--- START ---
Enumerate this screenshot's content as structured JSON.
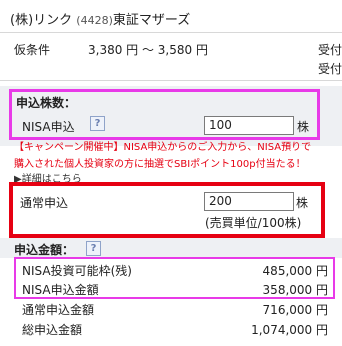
{
  "header": {
    "company": "(株)リンク",
    "code": "(4428)",
    "market": "東証マザーズ"
  },
  "condition": {
    "label": "仮条件",
    "value": "3,380 円 ～ 3,580 円"
  },
  "right_labels": [
    "受付",
    "受付"
  ],
  "order": {
    "section_title": "申込株数：",
    "nisa_label": "NISA申込",
    "nisa_value": "100",
    "share_unit": "株",
    "campaign_line1": "【キャンペーン開催中】NISA申込からのご入力から、NISA預りで",
    "campaign_line2": "購入された個人投資家の方に抽選でSBIポイント100p付当たる！",
    "details_link": "▶詳細はこちら",
    "normal_label": "通常申込",
    "normal_value": "200",
    "normal_unit": "株",
    "trade_unit_note": "(売買単位/100株)"
  },
  "amounts": {
    "section_title": "申込金額：",
    "rows": [
      {
        "label": "NISA投資可能枠(残)",
        "value": "485,000 円"
      },
      {
        "label": "NISA申込金額",
        "value": "358,000 円"
      },
      {
        "label": "通常申込金額",
        "value": "716,000 円"
      },
      {
        "label": "総申込金額",
        "value": "1,074,000 円"
      }
    ]
  },
  "help_icon_text": "?",
  "colors": {
    "highlight_pink": "#e83ae8",
    "highlight_red": "#e60012",
    "campaign_text": "#e60012"
  }
}
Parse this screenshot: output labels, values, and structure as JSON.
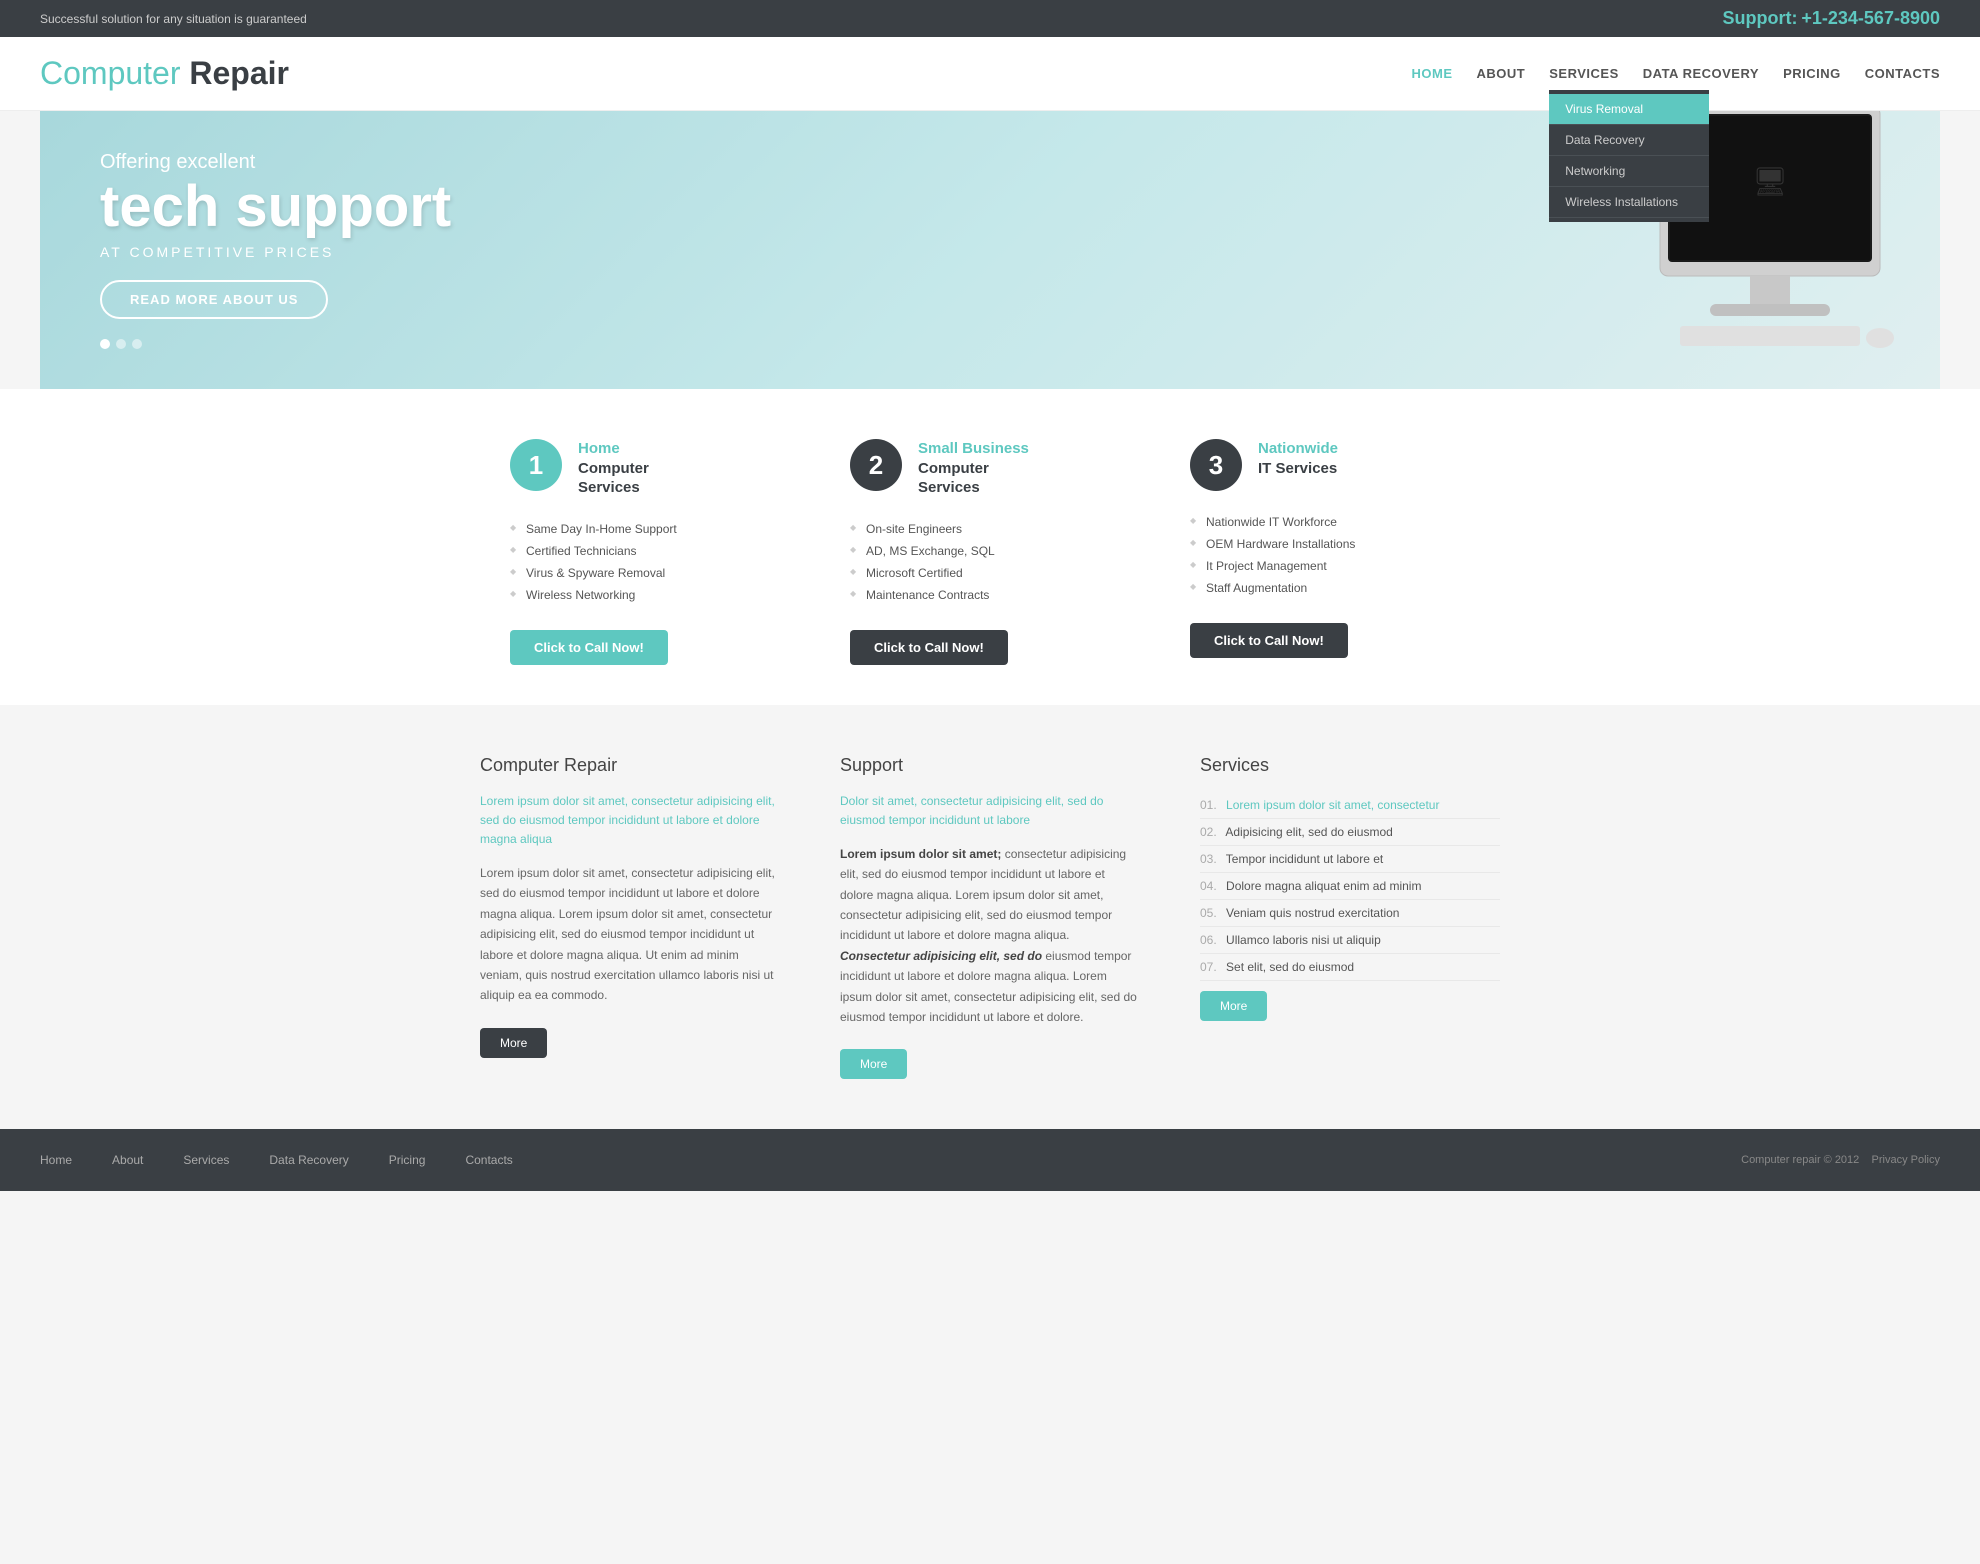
{
  "topbar": {
    "tagline": "Successful solution for any situation is guaranteed",
    "support_label": "Support:",
    "phone": "+1-234-567-8900"
  },
  "header": {
    "logo_teal": "Computer ",
    "logo_bold": "Repair",
    "nav": {
      "items": [
        {
          "label": "HOME",
          "active": true
        },
        {
          "label": "ABOUT",
          "active": false
        },
        {
          "label": "SERVICES",
          "active": false,
          "has_dropdown": true
        },
        {
          "label": "DATA RECOVERY",
          "active": false
        },
        {
          "label": "PRICING",
          "active": false
        },
        {
          "label": "CONTACTS",
          "active": false
        }
      ],
      "dropdown": [
        {
          "label": "Virus Removal",
          "active": true
        },
        {
          "label": "Data Recovery",
          "active": false
        },
        {
          "label": "Networking",
          "active": false
        },
        {
          "label": "Wireless Installations",
          "active": false
        }
      ]
    }
  },
  "hero": {
    "offering": "Offering excellent",
    "headline": "tech support",
    "subheadline": "AT COMPETITIVE PRICES",
    "cta_label": "READ MORE ABOUT US",
    "dots": 3
  },
  "services": [
    {
      "number": "1",
      "dark": false,
      "title_teal": "Home",
      "title_dark": "Computer Services",
      "items": [
        "Same Day In-Home Support",
        "Certified Technicians",
        "Virus & Spyware Removal",
        "Wireless Networking"
      ],
      "btn_label": "Click to Call Now!",
      "btn_dark": false
    },
    {
      "number": "2",
      "dark": true,
      "title_teal": "Small Business",
      "title_dark": "Computer Services",
      "items": [
        "On-site Engineers",
        "AD, MS Exchange, SQL",
        "Microsoft Certified",
        "Maintenance Contracts"
      ],
      "btn_label": "Click to Call Now!",
      "btn_dark": true
    },
    {
      "number": "3",
      "dark": true,
      "title_teal": "Nationwide",
      "title_dark": "IT Services",
      "items": [
        "Nationwide IT Workforce",
        "OEM Hardware Installations",
        "It Project Management",
        "Staff Augmentation"
      ],
      "btn_label": "Click to Call Now!",
      "btn_dark": true
    }
  ],
  "info": {
    "columns": [
      {
        "heading": "Computer Repair",
        "teal_text": "Lorem ipsum dolor sit amet, consectetur adipisicing elit, sed do eiusmod tempor incididunt ut labore et dolore magna aliqua",
        "body": "Lorem ipsum dolor sit amet, consectetur adipisicing elit, sed do eiusmod tempor incididunt ut labore et dolore magna aliqua.  Lorem ipsum dolor sit amet, consectetur adipisicing elit, sed do eiusmod tempor incididunt ut labore et dolore magna aliqua.  Ut enim ad minim veniam, quis nostrud exercitation ullamco laboris nisi ut aliquip ea ea commodo.",
        "btn_label": "More",
        "btn_dark": true
      },
      {
        "heading": "Support",
        "teal_text": "Dolor sit amet, consectetur adipisicing elit, sed do eiusmod tempor incididunt ut labore",
        "body": "Lorem ipsum dolor sit amet, consectetur adipisicing elit, sed do eiusmod tempor incididunt ut labore et dolore magna aliqua.  Lorem ipsum dolor sit amet, consectetur adipisicing elit, sed do eiusmod tempor incididunt ut labore et dolore magna aliqua.  Consectetur adipisicing elit, sed do eiusmod tempor incididunt ut labore et dolore magna aliqua.  Lorem ipsum dolor sit amet, consectetur adipisicing elit, sed do eiusmod tempor incididunt ut labore et dolore.",
        "btn_label": "More",
        "btn_dark": false
      },
      {
        "heading": "Services",
        "services_list": [
          {
            "num": "01.",
            "text": "Lorem ipsum dolor sit amet, consectetur",
            "teal": true
          },
          {
            "num": "02.",
            "text": "Adipisicing elit, sed do eiusmod",
            "teal": false
          },
          {
            "num": "03.",
            "text": "Tempor incididunt ut labore et",
            "teal": false
          },
          {
            "num": "04.",
            "text": "Dolore magna aliquat enim ad minim",
            "teal": false
          },
          {
            "num": "05.",
            "text": "Veniam quis nostrud exercitation",
            "teal": false
          },
          {
            "num": "06.",
            "text": "Ullamco laboris nisi ut aliquip",
            "teal": false
          },
          {
            "num": "07.",
            "text": "Set elit, sed do eiusmod",
            "teal": false
          }
        ],
        "btn_label": "More",
        "btn_dark": false
      }
    ]
  },
  "footer": {
    "links": [
      "Home",
      "About",
      "Services",
      "Data Recovery",
      "Pricing",
      "Contacts"
    ],
    "copyright": "Computer repair © 2012",
    "privacy": "Privacy Policy"
  }
}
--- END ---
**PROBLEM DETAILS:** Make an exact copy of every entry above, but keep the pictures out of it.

**WRITTEN ANSWER:**
Enumerate this screenshot's content as structured JSON.
{
  "header": {
    "company": "(株)リンク",
    "code": "(4428)",
    "market": "東証マザーズ"
  },
  "condition": {
    "label": "仮条件",
    "value": "3,380 円 ～ 3,580 円"
  },
  "right_labels": [
    "受付",
    "受付"
  ],
  "order": {
    "section_title": "申込株数：",
    "nisa_label": "NISA申込",
    "nisa_value": "100",
    "share_unit": "株",
    "campaign_line1": "【キャンペーン開催中】NISA申込からのご入力から、NISA預りで",
    "campaign_line2": "購入された個人投資家の方に抽選でSBIポイント100p付当たる！",
    "details_link": "▶詳細はこちら",
    "normal_label": "通常申込",
    "normal_value": "200",
    "normal_unit": "株",
    "trade_unit_note": "(売買単位/100株)"
  },
  "amounts": {
    "section_title": "申込金額：",
    "rows": [
      {
        "label": "NISA投資可能枠(残)",
        "value": "485,000 円"
      },
      {
        "label": "NISA申込金額",
        "value": "358,000 円"
      },
      {
        "label": "通常申込金額",
        "value": "716,000 円"
      },
      {
        "label": "総申込金額",
        "value": "1,074,000 円"
      }
    ]
  },
  "help_icon_text": "?",
  "colors": {
    "highlight_pink": "#e83ae8",
    "highlight_red": "#e60012",
    "campaign_text": "#e60012"
  }
}
Parse this screenshot: output labels, values, and structure as JSON.
{
  "topbar": {
    "tagline": "Successful solution for any situation is guaranteed",
    "support_label": "Support:",
    "phone": "+1-234-567-8900"
  },
  "header": {
    "logo_teal": "Computer ",
    "logo_bold": "Repair",
    "nav": {
      "items": [
        {
          "label": "HOME",
          "active": true
        },
        {
          "label": "ABOUT",
          "active": false
        },
        {
          "label": "SERVICES",
          "active": false,
          "has_dropdown": true
        },
        {
          "label": "DATA RECOVERY",
          "active": false
        },
        {
          "label": "PRICING",
          "active": false
        },
        {
          "label": "CONTACTS",
          "active": false
        }
      ],
      "dropdown": [
        {
          "label": "Virus Removal",
          "active": true
        },
        {
          "label": "Data Recovery",
          "active": false
        },
        {
          "label": "Networking",
          "active": false
        },
        {
          "label": "Wireless Installations",
          "active": false
        }
      ]
    }
  },
  "hero": {
    "offering": "Offering excellent",
    "headline": "tech support",
    "subheadline": "AT COMPETITIVE PRICES",
    "cta_label": "READ MORE ABOUT US",
    "dots": 3
  },
  "services": [
    {
      "number": "1",
      "dark": false,
      "title_teal": "Home",
      "title_dark": "Computer Services",
      "items": [
        "Same Day In-Home Support",
        "Certified Technicians",
        "Virus & Spyware Removal",
        "Wireless Networking"
      ],
      "btn_label": "Click to Call Now!",
      "btn_dark": false
    },
    {
      "number": "2",
      "dark": true,
      "title_teal": "Small Business",
      "title_dark": "Computer Services",
      "items": [
        "On-site Engineers",
        "AD, MS Exchange, SQL",
        "Microsoft Certified",
        "Maintenance Contracts"
      ],
      "btn_label": "Click to Call Now!",
      "btn_dark": true
    },
    {
      "number": "3",
      "dark": true,
      "title_teal": "Nationwide",
      "title_dark": "IT Services",
      "items": [
        "Nationwide IT Workforce",
        "OEM Hardware Installations",
        "It Project Management",
        "Staff Augmentation"
      ],
      "btn_label": "Click to Call Now!",
      "btn_dark": true
    }
  ],
  "info": {
    "columns": [
      {
        "heading": "Computer Repair",
        "teal_text": "Lorem ipsum dolor sit amet, consectetur adipisicing elit, sed do eiusmod tempor incididunt ut labore et dolore magna aliqua",
        "body": "Lorem ipsum dolor sit amet, consectetur adipisicing elit, sed do eiusmod tempor incididunt ut labore et dolore magna aliqua.  Lorem ipsum dolor sit amet, consectetur adipisicing elit, sed do eiusmod tempor incididunt ut labore et dolore magna aliqua.  Ut enim ad minim veniam, quis nostrud exercitation ullamco laboris nisi ut aliquip ea ea commodo.",
        "btn_label": "More",
        "btn_dark": true
      },
      {
        "heading": "Support",
        "teal_text": "Dolor sit amet, consectetur adipisicing elit, sed do eiusmod tempor incididunt ut labore",
        "body": "Lorem ipsum dolor sit amet, consectetur adipisicing elit, sed do eiusmod tempor incididunt ut labore et dolore magna aliqua.  Lorem ipsum dolor sit amet, consectetur adipisicing elit, sed do eiusmod tempor incididunt ut labore et dolore magna aliqua.  Consectetur adipisicing elit, sed do eiusmod tempor incididunt ut labore et dolore magna aliqua.  Lorem ipsum dolor sit amet, consectetur adipisicing elit, sed do eiusmod tempor incididunt ut labore et dolore.",
        "btn_label": "More",
        "btn_dark": false
      },
      {
        "heading": "Services",
        "services_list": [
          {
            "num": "01.",
            "text": "Lorem ipsum dolor sit amet, consectetur",
            "teal": true
          },
          {
            "num": "02.",
            "text": "Adipisicing elit, sed do eiusmod",
            "teal": false
          },
          {
            "num": "03.",
            "text": "Tempor incididunt ut labore et",
            "teal": false
          },
          {
            "num": "04.",
            "text": "Dolore magna aliquat enim ad minim",
            "teal": false
          },
          {
            "num": "05.",
            "text": "Veniam quis nostrud exercitation",
            "teal": false
          },
          {
            "num": "06.",
            "text": "Ullamco laboris nisi ut aliquip",
            "teal": false
          },
          {
            "num": "07.",
            "text": "Set elit, sed do eiusmod",
            "teal": false
          }
        ],
        "btn_label": "More",
        "btn_dark": false
      }
    ]
  },
  "footer": {
    "links": [
      "Home",
      "About",
      "Services",
      "Data Recovery",
      "Pricing",
      "Contacts"
    ],
    "copyright": "Computer repair © 2012",
    "privacy": "Privacy Policy"
  }
}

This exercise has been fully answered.